Record how many students went for help. Abstract Ethical Principles Deception was the main ethical principle involved.
the participants were not alloud to know the true

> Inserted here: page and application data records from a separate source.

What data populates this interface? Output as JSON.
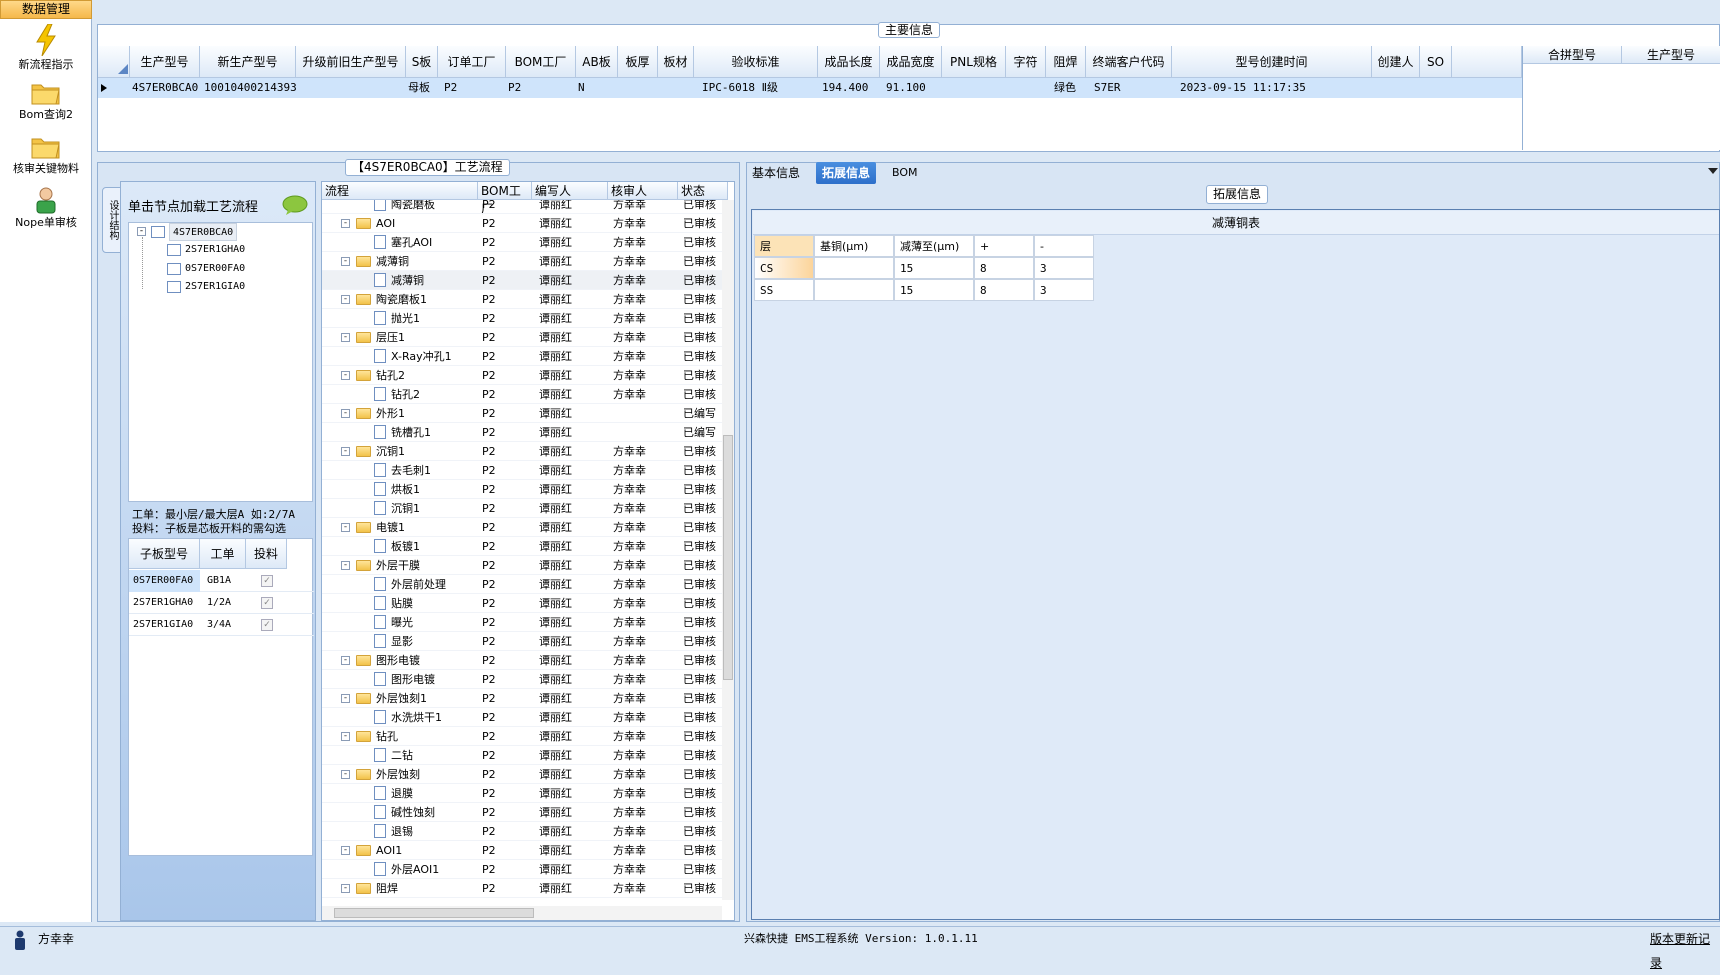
{
  "nav": {
    "header": "数据管理",
    "items": [
      {
        "label": "新流程指示",
        "icon": "lightning-icon"
      },
      {
        "label": "Bom查询2",
        "icon": "folder-icon"
      },
      {
        "label": "核审关键物料",
        "icon": "folder-icon"
      },
      {
        "label": "Nope单审核",
        "icon": "user-icon"
      }
    ]
  },
  "main_info": {
    "title": "主要信息",
    "columns": [
      "生产型号",
      "新生产型号",
      "升级前旧生产型号",
      "S板",
      "订单工厂",
      "BOM工厂",
      "AB板",
      "板厚",
      "板材",
      "验收标准",
      "成品长度",
      "成品宽度",
      "PNL规格",
      "字符",
      "阻焊",
      "终端客户代码",
      "型号创建时间",
      "创建人",
      "SO"
    ],
    "row": {
      "prod_model": "4S7ER0BCA0",
      "new_model": "10010400214393",
      "old_model": "",
      "s_board": "母板",
      "order_factory": "P2",
      "bom_factory": "P2",
      "ab_board": "N",
      "thickness": "",
      "material": "",
      "standard": "IPC-6018 Ⅱ级",
      "length": "194.400",
      "width": "91.100",
      "pnl": "",
      "char": "",
      "mask": "绿色",
      "customer": "S7ER",
      "created": "2023-09-15 11:17:35",
      "creator": "",
      "so": ""
    },
    "merge_columns": [
      "合拼型号",
      "生产型号"
    ]
  },
  "flow": {
    "title": "【4S7ER0BCA0】工艺流程",
    "side_tab": "设计结构",
    "pane_header": "单击节点加载工艺流程",
    "tree": [
      "4S7ER0BCA0",
      "2S7ER1GHA0",
      "0S7ER00FA0",
      "2S7ER1GIA0"
    ],
    "hint1": "工单：最小层/最大层A 如:2/7A",
    "hint2": "投料：子板是芯板开料的需勾选",
    "sub_columns": [
      "子板型号",
      "工单",
      "投料"
    ],
    "sub_rows": [
      {
        "model": "0S7ER00FA0",
        "order": "GB1A"
      },
      {
        "model": "2S7ER1GHA0",
        "order": "1/2A"
      },
      {
        "model": "2S7ER1GIA0",
        "order": "3/4A"
      }
    ],
    "columns": [
      "流程",
      "BOM工厂",
      "编写人",
      "核审人",
      "状态"
    ],
    "rows": [
      {
        "name": "陶瓷磨板",
        "level": 2,
        "factory": "P2",
        "writer": "谭丽红",
        "checker": "方幸幸",
        "status": "已审核"
      },
      {
        "name": "AOI",
        "level": 1,
        "factory": "P2",
        "writer": "谭丽红",
        "checker": "方幸幸",
        "status": "已审核"
      },
      {
        "name": "塞孔AOI",
        "level": 2,
        "factory": "P2",
        "writer": "谭丽红",
        "checker": "方幸幸",
        "status": "已审核"
      },
      {
        "name": "减薄铜",
        "level": 1,
        "factory": "P2",
        "writer": "谭丽红",
        "checker": "方幸幸",
        "status": "已审核"
      },
      {
        "name": "减薄铜",
        "level": 2,
        "factory": "P2",
        "writer": "谭丽红",
        "checker": "方幸幸",
        "status": "已审核"
      },
      {
        "name": "陶瓷磨板1",
        "level": 1,
        "factory": "P2",
        "writer": "谭丽红",
        "checker": "方幸幸",
        "status": "已审核"
      },
      {
        "name": "抛光1",
        "level": 2,
        "factory": "P2",
        "writer": "谭丽红",
        "checker": "方幸幸",
        "status": "已审核"
      },
      {
        "name": "层压1",
        "level": 1,
        "factory": "P2",
        "writer": "谭丽红",
        "checker": "方幸幸",
        "status": "已审核"
      },
      {
        "name": "X-Ray冲孔1",
        "level": 2,
        "factory": "P2",
        "writer": "谭丽红",
        "checker": "方幸幸",
        "status": "已审核"
      },
      {
        "name": "钻孔2",
        "level": 1,
        "factory": "P2",
        "writer": "谭丽红",
        "checker": "方幸幸",
        "status": "已审核"
      },
      {
        "name": "钻孔2",
        "level": 2,
        "factory": "P2",
        "writer": "谭丽红",
        "checker": "方幸幸",
        "status": "已审核"
      },
      {
        "name": "外形1",
        "level": 1,
        "factory": "P2",
        "writer": "谭丽红",
        "checker": "",
        "status": "已编写"
      },
      {
        "name": "铣槽孔1",
        "level": 2,
        "factory": "P2",
        "writer": "谭丽红",
        "checker": "",
        "status": "已编写"
      },
      {
        "name": "沉铜1",
        "level": 1,
        "factory": "P2",
        "writer": "谭丽红",
        "checker": "方幸幸",
        "status": "已审核"
      },
      {
        "name": "去毛刺1",
        "level": 2,
        "factory": "P2",
        "writer": "谭丽红",
        "checker": "方幸幸",
        "status": "已审核"
      },
      {
        "name": "烘板1",
        "level": 2,
        "factory": "P2",
        "writer": "谭丽红",
        "checker": "方幸幸",
        "status": "已审核"
      },
      {
        "name": "沉铜1",
        "level": 2,
        "factory": "P2",
        "writer": "谭丽红",
        "checker": "方幸幸",
        "status": "已审核"
      },
      {
        "name": "电镀1",
        "level": 1,
        "factory": "P2",
        "writer": "谭丽红",
        "checker": "方幸幸",
        "status": "已审核"
      },
      {
        "name": "板镀1",
        "level": 2,
        "factory": "P2",
        "writer": "谭丽红",
        "checker": "方幸幸",
        "status": "已审核"
      },
      {
        "name": "外层干膜",
        "level": 1,
        "factory": "P2",
        "writer": "谭丽红",
        "checker": "方幸幸",
        "status": "已审核"
      },
      {
        "name": "外层前处理",
        "level": 2,
        "factory": "P2",
        "writer": "谭丽红",
        "checker": "方幸幸",
        "status": "已审核"
      },
      {
        "name": "贴膜",
        "level": 2,
        "factory": "P2",
        "writer": "谭丽红",
        "checker": "方幸幸",
        "status": "已审核"
      },
      {
        "name": "曝光",
        "level": 2,
        "factory": "P2",
        "writer": "谭丽红",
        "checker": "方幸幸",
        "status": "已审核"
      },
      {
        "name": "显影",
        "level": 2,
        "factory": "P2",
        "writer": "谭丽红",
        "checker": "方幸幸",
        "status": "已审核"
      },
      {
        "name": "图形电镀",
        "level": 1,
        "factory": "P2",
        "writer": "谭丽红",
        "checker": "方幸幸",
        "status": "已审核"
      },
      {
        "name": "图形电镀",
        "level": 2,
        "factory": "P2",
        "writer": "谭丽红",
        "checker": "方幸幸",
        "status": "已审核"
      },
      {
        "name": "外层蚀刻1",
        "level": 1,
        "factory": "P2",
        "writer": "谭丽红",
        "checker": "方幸幸",
        "status": "已审核"
      },
      {
        "name": "水洗烘干1",
        "level": 2,
        "factory": "P2",
        "writer": "谭丽红",
        "checker": "方幸幸",
        "status": "已审核"
      },
      {
        "name": "钻孔",
        "level": 1,
        "factory": "P2",
        "writer": "谭丽红",
        "checker": "方幸幸",
        "status": "已审核"
      },
      {
        "name": "二钻",
        "level": 2,
        "factory": "P2",
        "writer": "谭丽红",
        "checker": "方幸幸",
        "status": "已审核"
      },
      {
        "name": "外层蚀刻",
        "level": 1,
        "factory": "P2",
        "writer": "谭丽红",
        "checker": "方幸幸",
        "status": "已审核"
      },
      {
        "name": "退膜",
        "level": 2,
        "factory": "P2",
        "writer": "谭丽红",
        "checker": "方幸幸",
        "status": "已审核"
      },
      {
        "name": "碱性蚀刻",
        "level": 2,
        "factory": "P2",
        "writer": "谭丽红",
        "checker": "方幸幸",
        "status": "已审核"
      },
      {
        "name": "退锡",
        "level": 2,
        "factory": "P2",
        "writer": "谭丽红",
        "checker": "方幸幸",
        "status": "已审核"
      },
      {
        "name": "AOI1",
        "level": 1,
        "factory": "P2",
        "writer": "谭丽红",
        "checker": "方幸幸",
        "status": "已审核"
      },
      {
        "name": "外层AOI1",
        "level": 2,
        "factory": "P2",
        "writer": "谭丽红",
        "checker": "方幸幸",
        "status": "已审核"
      },
      {
        "name": "阻焊",
        "level": 1,
        "factory": "P2",
        "writer": "谭丽红",
        "checker": "方幸幸",
        "status": "已审核"
      }
    ]
  },
  "right": {
    "tabs": [
      "基本信息",
      "拓展信息",
      "BOM"
    ],
    "ext_title": "拓展信息",
    "table_title": "减薄铜表",
    "columns": [
      "层",
      "基铜(μm)",
      "减薄至(μm)",
      "+",
      "-"
    ],
    "rows": [
      {
        "layer": "CS",
        "base": "",
        "thin": "15",
        "plus": "8",
        "minus": "3"
      },
      {
        "layer": "SS",
        "base": "",
        "thin": "15",
        "plus": "8",
        "minus": "3"
      }
    ]
  },
  "status": {
    "user": "方幸幸",
    "system": "兴森快捷 EMS工程系统 Version: 1.0.1.11",
    "update": "版本更新记录"
  },
  "colors": {
    "accent": "#2d6fca",
    "selected_row": "#cfe4fb",
    "folder": "#f2c24a"
  }
}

nature of the experiment otherwise the results could of been jeopardised. but debriefing needed to happen after the experiments where conducted. however during deception, the participants should not be exposed to psychological stress, such as that of hearing someone potentially be dying. Results Two People Four people six people Experiment one: Smoke Room Experiment two: Epileptic Fit In the smoke room experiment, the results show that if the participants were alone, 75% would go and get help after smoke filled the room. if there were more people in the room while the smoke filled the room, only 35% went to get help. In the second experiment with cubicles, when alone except for the 'epiletic', 85% of people went for help. When the participant thought that there was four people in total, 65% went for help, but when the participants beleived that there was six other people in the cubicles, only 35% were able to go for help. Discussion The hypothesis was accepted after the results had been studied. the results from both the smoke room experiment and the Epileptic fit experiment showed that the larger the group, the likelyhood of people going to get assistance was reduced significantly. This information is consistant with other reasearch into the bystander effect, and strengthens the argument that in larger groups, deminished responsibility can cause people not to act. Extranueous Variables: Two Possible extraneous variables in these two experiments could be the fact that different aspects came into play during the experiment other than just the feeling of deminished responsibility, such as the mood of the participants when they go into the study, or if the tst subjects feel incompotent and therefore doesnt wat to try and help in case of failure. Generalisation: In conclusion, the results show that when in large groups, a person is less likely to offer help to someone in need, or help in an emergancy situation, based on the belief that smeone else could do it. So if you decide to have a heart attack, it is better to have one in a street with almost no people than in a crowded city street, because no one will help you.